      In my wild erratic fancy visions come to me of Clancy Gone a-droving `down the Cooper' where the Western drovers go;

      As the stock are slowly stringing, Clancy rides behind them singing,
      For the drover's life has pleasures that the townsfolk never know.

      And the bush hath friends to meet him, and their kindly voices greet him In the murmur of the breezes and the river on its bars,

      And he sees the vision splendid of the sunlit plains extended,

      And at night the wond'rous glory of the everlasting stars.

      I am sitting in my dingy little office, where a stingy

      Ray of sunlight struggles feebly down between the houses tall,

      And the foetid air and gritty of the dusty, dirty city

      Through the open window floating, spreads its foulness over all

      And in place of lowing cattle, I can hear the fiendish rattle

      Of the tramways and the 'buses making hurry down the street,

      And the language uninviting of the gutter children fighting,

      Comes fitfully and faintly through the ceaseless tramp of feet.

      And the hurrying people daunt me, and their pallid faces haunt me
      As they shoulder one another in their rush and nervous haste,

      With their eager eyes and greedy, and their stunted forms and weedy,

      For townsfolk have no time to grow, they have no time to waste.

      And I somehow rather fancy that I'd like to change with Clancy,

      Like to take a turn at droving where the seasons come and go,

      While he faced the round eternal of the cash-book and the journal --
      But I doubt he'd suit the office, Clancy, of `The Overflow'.

      More Banjo Paterson poems recorded by Wallis and Matilda

      In 1897, long after he had given up droving, the real Clancy of the Overflow- Thomas Gerald Clancy- penned a verse of his own. Read*Clancy's Reply
    2. EbbTide000's Avatar
      I Was Dreaming I Suppose

      The Drovers Dream
      by (?)

      (2:44) 5,285 views

      I finally found the words

      I was traveling with my sheep and my mates were fast asleep

      No moon or stars were shining in the sky

      I was dozing I suppose but my eyes had hardly closed

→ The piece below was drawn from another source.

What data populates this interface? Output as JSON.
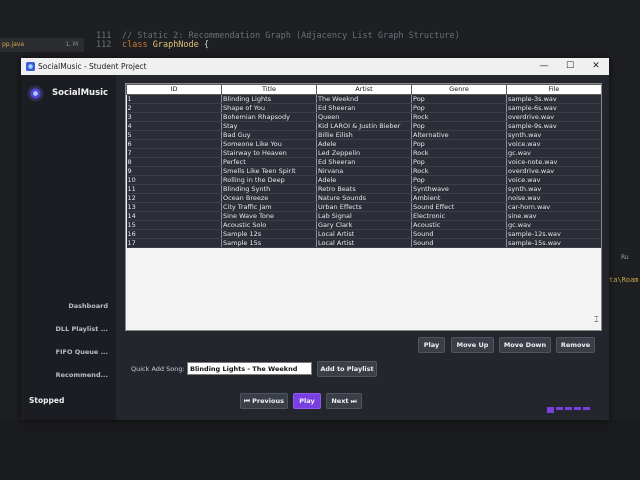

      When a very strange procession passed me by

      First came a kangaroo with his swag of blankets blue
      He had with him a dingo for a mate
      They were traveling pretty fast and they shouted as they passed
      We've got to be getting home it's getting late

      Then three frogs from out of the swamp where the atmosphere is damp
      Came up and gently sat down on the stones
      They unrolled their little swags and took from their dilly bags
      A fiddle. a banjo and some bones
      Then a little bandicoot played a tune upon the flute
      Three koala bears came down and formed a ring
      And the pelecan and the crane they flew in from the plain
      And amused the company with a highland fling

      Then three parrots in their joy sang the Wild Colonial Boy
      A frilly lizard waltzed round with a smile
      Then from out the old she oak a laughing jackass spoke
      And spare me happy days he ran a mile
      Then the emu standing near with his claw up to his ear
      Sang Rocked in the Cradle of the Deep

      I was underneath the cart, the boss woke me with a start
      Saying "Clancy where the hell are the flaming sheep".*

      I am not sure who wrote it but I learned it from Ian Campbell in the early sixties.